Each year, the Museum produces a gift exclusively for Members who renew early, in response to the first notice that their membership is about to expire. In 2020, we worked with Orchard Street Press, in St. Francis, to produce a distinct Member tote bag. The bag features an original design by Alison Kleiman, design and brand lead at the Museum, that is a playful abstraction of the Museum’s Burke Brise Soliel, affectionately known as the “wings.”

Art Art News Education Exhibitions

“The Art of Now” on View in the 2021 Scholastic Art Awards: Wisconsin Exhibition

Young woman looking at the screen with stick people drawings in the background holding hands
Victoria Fernandez, “We All Hold Hands,” 2020 (detail). Acrylic and watercolor. National American Visions Award and Gold Medal in Painting. Grade 12, Pius XI Catholic High, Milwaukee, Cathy Burnett, instructor.

This year marks the 45th year the Milwaukee Art Museum has hosted the Scholastic Art Awards: Wisconsin Exhibition, celebrating the artistic talent of students in grades 7–12 from across our state. Unlike in years past, the exhibition is entirely virtual, with more than two hundred works available for viewing through March 21, 2021.

Selecting the works to include in the annual Scholastic exhibition is a challenge in normal times. When twenty-nine arts professionals from across Milwaukee’s creative community gathered online in early January to judge the over 1,800 art submissions, they all agreed this exhibition of next-generation art felt more essential than ever.

Art Education Studio at Home

Snow + Art = Perfect Wintry Mix!

Young man out in the snow holding a small shovel

One of the best parts of living in Wisconsin for many is the snowy winters. While the joy of snow days might not be the same for adults as for kids, the fun of making snow angels or the thrill of throwing a snowball never fades. I remember spending hours digging tunnels through snow drifts that couldn’t possibly have been as tall in life as they exist in my memory. I wouldn’t come inside until my masterpiece was finished…or my toes were numb.

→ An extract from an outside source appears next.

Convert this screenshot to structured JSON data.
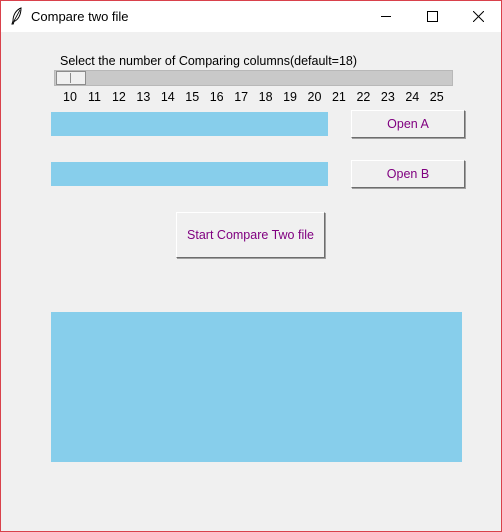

As we settle into this cold winter, there are two things that can help us thrive: art and the great outdoors. That’s why the Kohl’s Art Studio is teaming up with the Urban Ecology Center (UEC) to encourage everyone to bundle up and get creative together—outside! 

Art Behind the Scenes Collection Curatorial European

The Neapolitan Crèche: A Holiday Tradition

Woman holding a baby surrounded by people, angels, and goats
Naples, Italy, “Nativity Scene (Crèche)”, mid-18th century. Polychromed terracotta, painted wood, and fabric, on a later support. Dimensions variable. Gift of Loretta Howard Sturgis, M2006.9.1-.20. Photo by John R. Glembin.

Although this year we cannot gather at the Museum to see the Neapolitan crèche in the European galleries, an annual tradition for many, it is still possible to appreciate the joy this special tableau brings.